Objective: The aim of this study was to compare the effects of the transverse muscle-cutting Maylard incision and the Pfannenstiel incision for hysterectomies, in terms of postoperative complications, pain, and quality of life.
Materials and methods: This randomized, double-blind study compared two laparotomy techniques. All hysterectomies were performed for benign conditions. Eighty cases were randomly assigned to receive either Pfannenstiel or Maylard incisions. Measured intraoperative variables included volume of blood loss and duration of surgery. Postoperative variables included abdominal distension, postoperative pain, and quality of life.
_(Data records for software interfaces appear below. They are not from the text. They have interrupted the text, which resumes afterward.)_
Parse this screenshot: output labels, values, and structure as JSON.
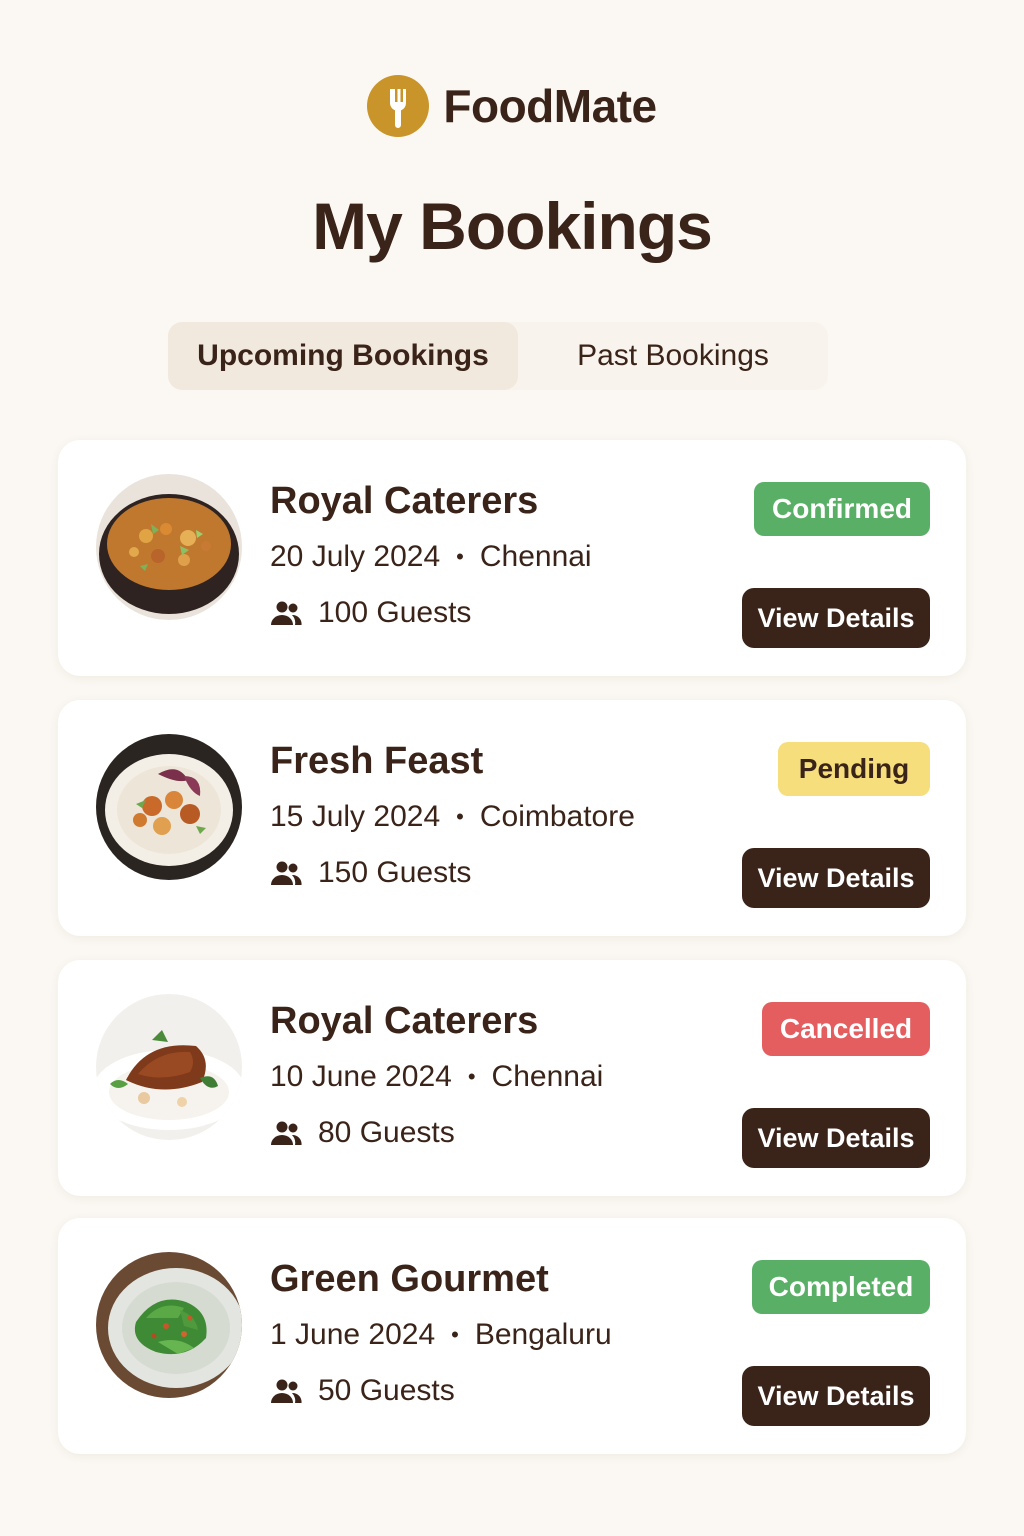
{
  "app": {
    "brand": "FoodMate",
    "logo_icon": "fork-icon",
    "accent_color": "#c9952a"
  },
  "page": {
    "title": "My Bookings"
  },
  "tabs": [
    {
      "label": "Upcoming Bookings",
      "active": true
    },
    {
      "label": "Past Bookings",
      "active": false
    }
  ],
  "bookings": [
    {
      "name": "Royal Caterers",
      "date": "20 July 2024",
      "city": "Chennai",
      "guests": "100 Guests",
      "status": "Confirmed",
      "status_color": "#5aaf66",
      "action": "View Details",
      "image": "dish-bowl-curry"
    },
    {
      "name": "Fresh Feast",
      "date": "15 July 2024",
      "city": "Coimbatore",
      "guests": "150 Guests",
      "status": "Pending",
      "status_color": "#f6de7c",
      "action": "View Details",
      "image": "dish-plate-stirfry"
    },
    {
      "name": "Royal Caterers",
      "date": "10 June 2024",
      "city": "Chennai",
      "guests": "80 Guests",
      "status": "Cancelled",
      "status_color": "#e45d5f",
      "action": "View Details",
      "image": "dish-glazed-chicken"
    },
    {
      "name": "Green Gourmet",
      "date": "1 June 2024",
      "city": "Bengaluru",
      "guests": "50 Guests",
      "status": "Completed",
      "status_color": "#5aaf66",
      "action": "View Details",
      "image": "dish-green-salad"
    }
  ],
  "separator": "•",
  "guests_icon": "people-icon"
}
Results: Postoperative abdominal distension was significantly lower in the Maylard group (p = 0.004). There were no differences in intraoperative characteristics and duration of hospitalization, hemorrhage volume, or duration of surgery between the two groups.
Conclusion: Hysterectomy performed via the Maylard incision was associated with the use of fewer additional analgesics than hysterectomy performed via the Pfannenstiel incision.